# Prompt
Check every line below for the word "with" and copy the ones that have it.

# Input for this task
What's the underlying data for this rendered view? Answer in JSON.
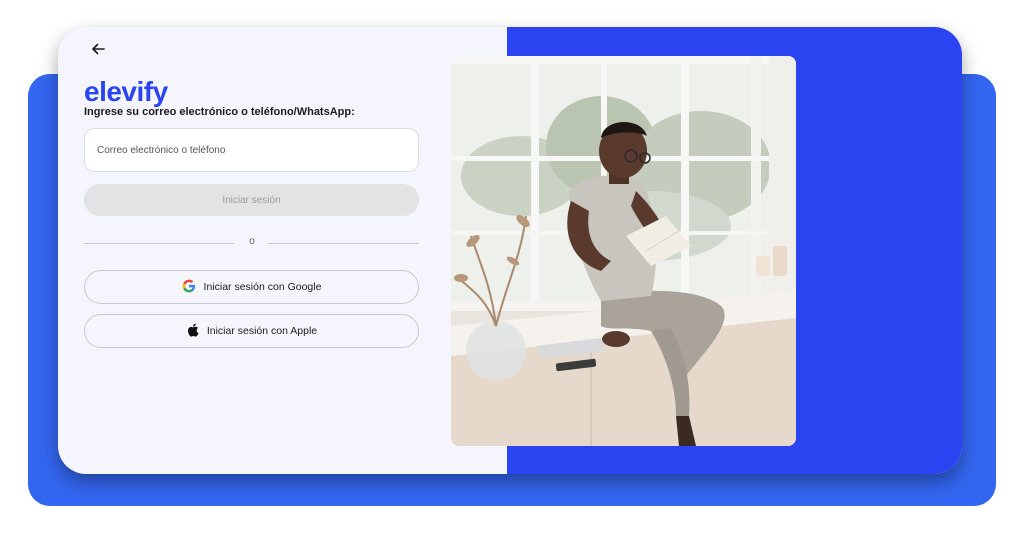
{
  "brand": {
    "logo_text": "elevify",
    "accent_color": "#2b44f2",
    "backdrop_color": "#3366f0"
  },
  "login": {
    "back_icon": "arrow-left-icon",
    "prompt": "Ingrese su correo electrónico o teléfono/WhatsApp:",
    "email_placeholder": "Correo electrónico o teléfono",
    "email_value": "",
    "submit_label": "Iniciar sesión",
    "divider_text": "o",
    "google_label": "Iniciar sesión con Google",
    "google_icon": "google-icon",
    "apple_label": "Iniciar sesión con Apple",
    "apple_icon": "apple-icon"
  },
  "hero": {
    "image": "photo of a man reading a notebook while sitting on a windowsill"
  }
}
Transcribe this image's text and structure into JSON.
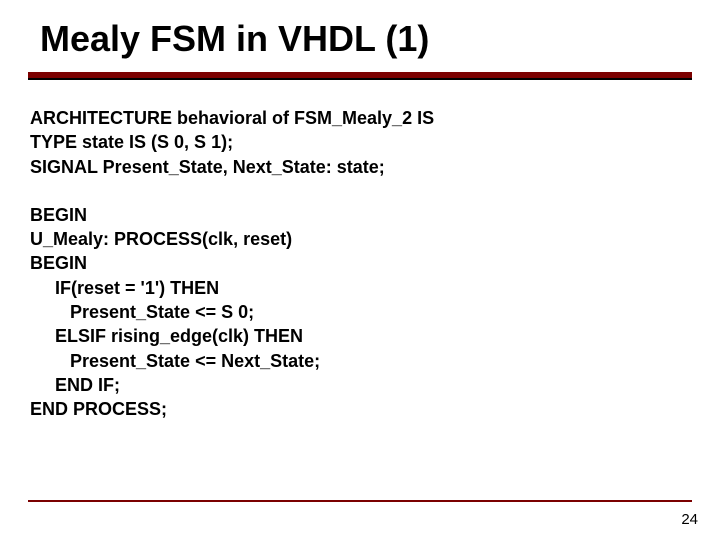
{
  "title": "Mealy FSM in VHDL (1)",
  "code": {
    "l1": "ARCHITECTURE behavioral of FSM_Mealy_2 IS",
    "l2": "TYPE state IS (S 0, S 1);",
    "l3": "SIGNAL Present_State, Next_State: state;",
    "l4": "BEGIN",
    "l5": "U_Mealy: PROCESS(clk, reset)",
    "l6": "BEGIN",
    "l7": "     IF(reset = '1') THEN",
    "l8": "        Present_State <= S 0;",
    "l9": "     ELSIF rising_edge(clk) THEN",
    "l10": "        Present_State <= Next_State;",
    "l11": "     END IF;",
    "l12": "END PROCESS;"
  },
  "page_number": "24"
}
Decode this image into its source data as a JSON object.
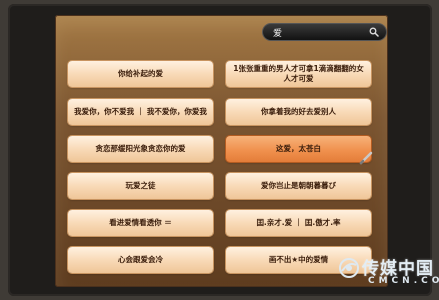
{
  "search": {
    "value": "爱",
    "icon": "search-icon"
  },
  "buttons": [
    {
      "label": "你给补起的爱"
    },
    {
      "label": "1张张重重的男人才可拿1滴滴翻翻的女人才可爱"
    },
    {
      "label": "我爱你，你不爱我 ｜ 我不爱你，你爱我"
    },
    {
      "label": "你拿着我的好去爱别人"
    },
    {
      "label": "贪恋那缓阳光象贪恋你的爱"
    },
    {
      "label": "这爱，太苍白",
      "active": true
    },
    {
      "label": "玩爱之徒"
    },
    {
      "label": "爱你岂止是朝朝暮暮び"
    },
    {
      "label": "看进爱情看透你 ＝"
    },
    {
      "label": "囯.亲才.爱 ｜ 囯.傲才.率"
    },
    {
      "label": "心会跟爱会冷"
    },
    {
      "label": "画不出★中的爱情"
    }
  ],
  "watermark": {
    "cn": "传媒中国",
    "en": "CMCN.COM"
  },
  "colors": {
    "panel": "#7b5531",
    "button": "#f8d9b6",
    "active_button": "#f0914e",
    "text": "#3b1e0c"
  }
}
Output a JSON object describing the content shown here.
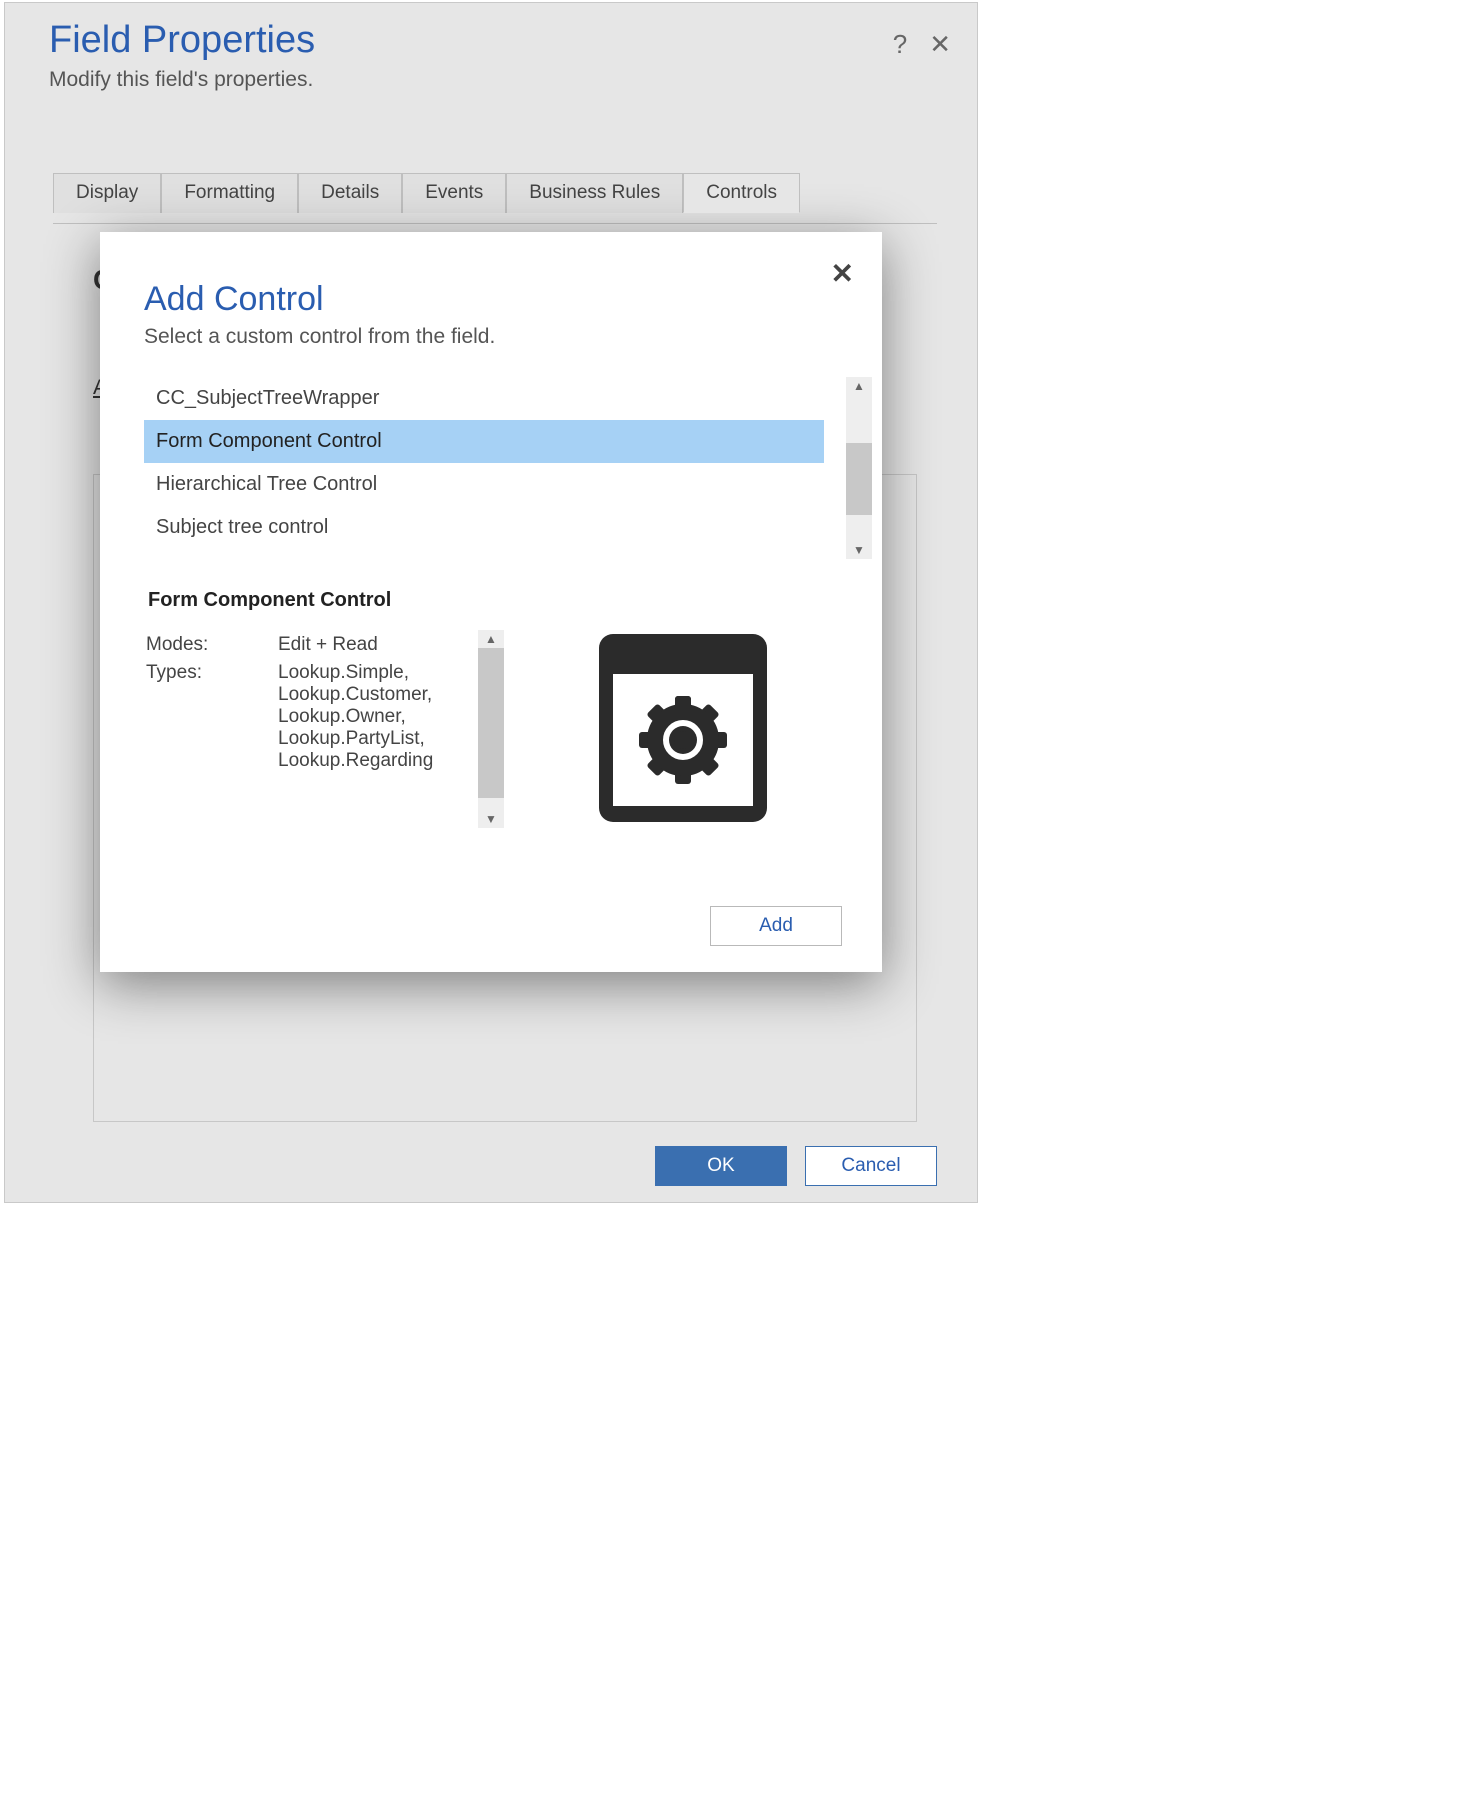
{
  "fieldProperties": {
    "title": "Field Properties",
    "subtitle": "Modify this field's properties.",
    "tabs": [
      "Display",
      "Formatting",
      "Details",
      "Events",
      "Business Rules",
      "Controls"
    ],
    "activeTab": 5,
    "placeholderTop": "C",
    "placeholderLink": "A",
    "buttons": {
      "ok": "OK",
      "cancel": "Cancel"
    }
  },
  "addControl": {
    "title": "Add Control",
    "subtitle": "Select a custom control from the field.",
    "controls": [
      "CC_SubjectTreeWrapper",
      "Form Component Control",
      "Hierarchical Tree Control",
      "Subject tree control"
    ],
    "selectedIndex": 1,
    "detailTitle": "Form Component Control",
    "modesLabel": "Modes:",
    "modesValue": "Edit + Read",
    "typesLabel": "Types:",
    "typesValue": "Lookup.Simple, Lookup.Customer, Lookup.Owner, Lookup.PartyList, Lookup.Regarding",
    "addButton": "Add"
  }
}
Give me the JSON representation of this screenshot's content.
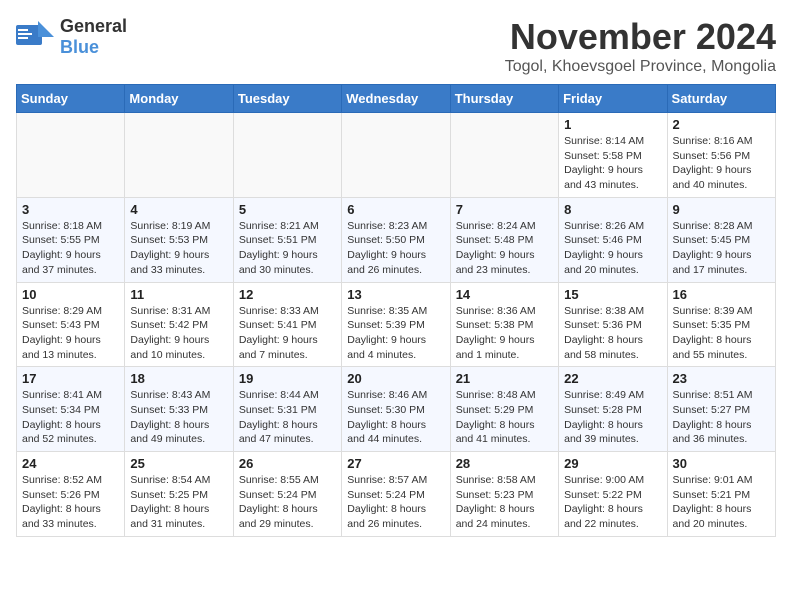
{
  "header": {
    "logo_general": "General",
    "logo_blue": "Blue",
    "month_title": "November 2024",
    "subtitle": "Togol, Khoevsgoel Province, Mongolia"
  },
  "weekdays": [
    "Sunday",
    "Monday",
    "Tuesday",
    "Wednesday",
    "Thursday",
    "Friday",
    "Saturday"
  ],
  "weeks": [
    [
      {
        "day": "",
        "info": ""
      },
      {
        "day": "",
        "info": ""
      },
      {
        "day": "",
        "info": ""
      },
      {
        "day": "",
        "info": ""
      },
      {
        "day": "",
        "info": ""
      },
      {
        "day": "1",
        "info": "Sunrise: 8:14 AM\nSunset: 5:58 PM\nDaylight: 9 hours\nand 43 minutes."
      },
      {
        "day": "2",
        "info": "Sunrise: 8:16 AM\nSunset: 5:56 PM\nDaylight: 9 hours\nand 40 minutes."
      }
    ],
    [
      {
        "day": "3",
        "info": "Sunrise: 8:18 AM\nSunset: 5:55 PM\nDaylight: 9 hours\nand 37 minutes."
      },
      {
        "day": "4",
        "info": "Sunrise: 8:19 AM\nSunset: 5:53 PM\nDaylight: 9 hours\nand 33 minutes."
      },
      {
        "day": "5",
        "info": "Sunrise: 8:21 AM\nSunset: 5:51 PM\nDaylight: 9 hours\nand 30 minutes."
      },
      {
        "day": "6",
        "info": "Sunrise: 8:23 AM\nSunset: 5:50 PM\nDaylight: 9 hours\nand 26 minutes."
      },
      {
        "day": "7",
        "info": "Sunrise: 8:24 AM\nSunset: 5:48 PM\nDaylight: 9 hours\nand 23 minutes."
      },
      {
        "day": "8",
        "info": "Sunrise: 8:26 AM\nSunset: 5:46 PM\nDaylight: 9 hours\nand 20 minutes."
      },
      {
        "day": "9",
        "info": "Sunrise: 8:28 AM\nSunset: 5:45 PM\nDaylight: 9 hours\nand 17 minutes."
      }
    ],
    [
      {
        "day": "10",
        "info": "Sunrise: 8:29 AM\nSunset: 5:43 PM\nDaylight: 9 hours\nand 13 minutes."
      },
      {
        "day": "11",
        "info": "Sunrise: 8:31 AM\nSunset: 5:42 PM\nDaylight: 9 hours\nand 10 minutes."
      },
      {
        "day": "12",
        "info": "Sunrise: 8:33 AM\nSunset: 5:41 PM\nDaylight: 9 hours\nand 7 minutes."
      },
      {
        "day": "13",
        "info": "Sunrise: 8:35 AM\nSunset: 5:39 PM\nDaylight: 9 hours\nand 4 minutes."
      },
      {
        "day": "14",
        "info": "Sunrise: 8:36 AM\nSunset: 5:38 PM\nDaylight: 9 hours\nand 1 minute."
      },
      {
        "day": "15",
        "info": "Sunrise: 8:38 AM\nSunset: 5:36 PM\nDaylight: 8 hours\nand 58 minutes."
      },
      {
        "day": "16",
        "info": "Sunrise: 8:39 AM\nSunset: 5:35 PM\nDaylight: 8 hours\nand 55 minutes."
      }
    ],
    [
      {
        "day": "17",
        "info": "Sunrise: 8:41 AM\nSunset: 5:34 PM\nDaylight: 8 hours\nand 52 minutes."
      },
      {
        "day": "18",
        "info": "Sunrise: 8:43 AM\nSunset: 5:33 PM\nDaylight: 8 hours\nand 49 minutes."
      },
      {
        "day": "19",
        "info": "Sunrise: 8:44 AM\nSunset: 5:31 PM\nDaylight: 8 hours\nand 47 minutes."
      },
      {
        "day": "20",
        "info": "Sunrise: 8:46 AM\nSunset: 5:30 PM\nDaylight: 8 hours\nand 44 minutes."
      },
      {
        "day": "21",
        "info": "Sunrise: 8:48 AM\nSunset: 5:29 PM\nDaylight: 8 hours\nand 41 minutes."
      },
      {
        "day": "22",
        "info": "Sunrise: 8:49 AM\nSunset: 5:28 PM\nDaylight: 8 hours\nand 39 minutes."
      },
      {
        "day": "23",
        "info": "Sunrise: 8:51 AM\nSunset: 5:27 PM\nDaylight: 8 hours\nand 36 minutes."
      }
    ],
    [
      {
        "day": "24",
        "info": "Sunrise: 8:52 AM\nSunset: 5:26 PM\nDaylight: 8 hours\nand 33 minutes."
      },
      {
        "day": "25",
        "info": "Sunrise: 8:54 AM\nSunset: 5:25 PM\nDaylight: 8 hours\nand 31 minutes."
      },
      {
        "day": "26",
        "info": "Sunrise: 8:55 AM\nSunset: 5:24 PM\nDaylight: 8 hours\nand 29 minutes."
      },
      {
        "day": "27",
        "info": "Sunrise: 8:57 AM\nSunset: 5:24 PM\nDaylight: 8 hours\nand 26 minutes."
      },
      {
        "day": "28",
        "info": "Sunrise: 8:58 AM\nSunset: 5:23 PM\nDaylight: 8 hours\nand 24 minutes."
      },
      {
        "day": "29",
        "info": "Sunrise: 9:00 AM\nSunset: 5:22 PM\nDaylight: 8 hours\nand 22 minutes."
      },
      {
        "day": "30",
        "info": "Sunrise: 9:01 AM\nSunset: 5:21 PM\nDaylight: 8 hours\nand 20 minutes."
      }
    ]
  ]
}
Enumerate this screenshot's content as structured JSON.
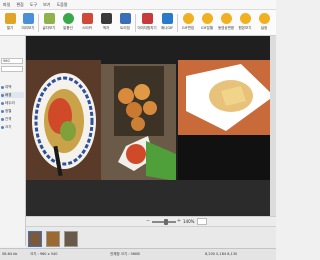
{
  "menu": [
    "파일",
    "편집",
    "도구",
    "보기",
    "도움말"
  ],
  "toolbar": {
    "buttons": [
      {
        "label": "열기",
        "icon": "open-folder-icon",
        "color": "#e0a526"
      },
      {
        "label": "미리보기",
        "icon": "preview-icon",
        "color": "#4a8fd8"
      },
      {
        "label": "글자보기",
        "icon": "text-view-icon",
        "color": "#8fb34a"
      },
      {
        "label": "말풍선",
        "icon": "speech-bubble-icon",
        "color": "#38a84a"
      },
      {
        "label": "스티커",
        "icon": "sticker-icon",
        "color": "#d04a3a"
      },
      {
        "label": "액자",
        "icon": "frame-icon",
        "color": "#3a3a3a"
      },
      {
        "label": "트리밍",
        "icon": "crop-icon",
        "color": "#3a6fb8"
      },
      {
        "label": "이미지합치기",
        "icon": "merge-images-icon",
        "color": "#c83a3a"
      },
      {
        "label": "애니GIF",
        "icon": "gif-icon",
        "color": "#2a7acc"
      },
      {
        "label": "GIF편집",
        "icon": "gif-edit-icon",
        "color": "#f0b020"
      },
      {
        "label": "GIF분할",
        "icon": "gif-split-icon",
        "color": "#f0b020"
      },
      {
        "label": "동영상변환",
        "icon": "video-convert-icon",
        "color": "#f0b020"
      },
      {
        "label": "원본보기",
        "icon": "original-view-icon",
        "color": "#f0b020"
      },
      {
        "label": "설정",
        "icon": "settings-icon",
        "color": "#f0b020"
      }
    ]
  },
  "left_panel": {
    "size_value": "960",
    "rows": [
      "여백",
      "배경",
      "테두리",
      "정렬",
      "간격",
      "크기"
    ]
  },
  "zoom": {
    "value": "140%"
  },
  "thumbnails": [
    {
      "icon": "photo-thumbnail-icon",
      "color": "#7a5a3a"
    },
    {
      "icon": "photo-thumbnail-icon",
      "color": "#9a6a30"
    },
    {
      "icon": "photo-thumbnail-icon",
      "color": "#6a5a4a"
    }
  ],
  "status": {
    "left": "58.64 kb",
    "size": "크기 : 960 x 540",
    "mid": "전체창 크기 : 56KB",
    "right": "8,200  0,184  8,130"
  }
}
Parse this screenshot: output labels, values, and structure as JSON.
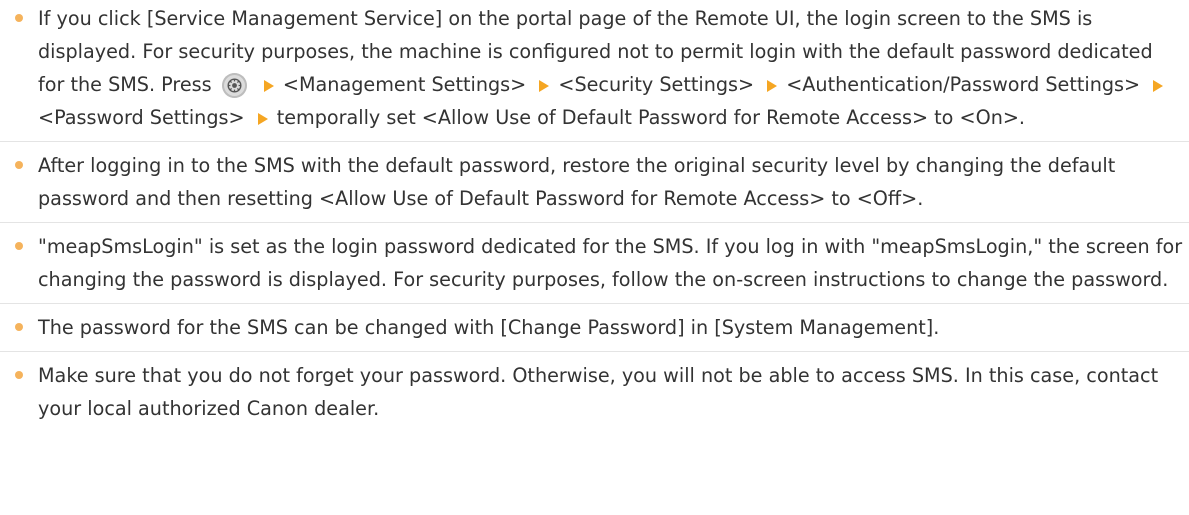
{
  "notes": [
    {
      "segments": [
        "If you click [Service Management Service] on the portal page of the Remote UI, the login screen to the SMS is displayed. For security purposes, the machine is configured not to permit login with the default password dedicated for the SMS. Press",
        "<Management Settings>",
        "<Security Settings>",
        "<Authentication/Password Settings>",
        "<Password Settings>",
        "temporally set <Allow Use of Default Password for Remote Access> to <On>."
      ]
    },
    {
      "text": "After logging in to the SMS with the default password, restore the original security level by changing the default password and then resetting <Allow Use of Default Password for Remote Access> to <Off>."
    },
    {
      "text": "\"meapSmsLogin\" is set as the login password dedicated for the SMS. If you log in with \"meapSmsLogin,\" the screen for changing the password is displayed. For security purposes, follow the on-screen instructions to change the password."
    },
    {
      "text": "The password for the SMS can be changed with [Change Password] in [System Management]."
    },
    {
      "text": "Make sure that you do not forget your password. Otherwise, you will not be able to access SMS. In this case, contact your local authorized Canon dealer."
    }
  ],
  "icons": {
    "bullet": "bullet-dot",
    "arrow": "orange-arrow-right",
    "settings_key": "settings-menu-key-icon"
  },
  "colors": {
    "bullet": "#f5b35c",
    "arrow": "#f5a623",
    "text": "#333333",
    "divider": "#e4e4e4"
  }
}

# Exercise response
        "If you click [Service Management Service] on the portal page of the Remote UI, the login screen to the SMS is displayed. For security purposes, the machine is configured not to permit login with the default password dedicated for the SMS. Press",
      "text": "After logging in to the SMS with the default password, restore the original security level by changing the default password and then resetting <Allow Use of Default Password for Remote Access> to <Off>."
      "text": "\"meapSmsLogin\" is set as the login password dedicated for the SMS. If you log in with \"meapSmsLogin,\" the screen for changing the password is displayed. For security purposes, follow the on-screen instructions to change the password."
      "text": "The password for the SMS can be changed with [Change Password] in [System Management]."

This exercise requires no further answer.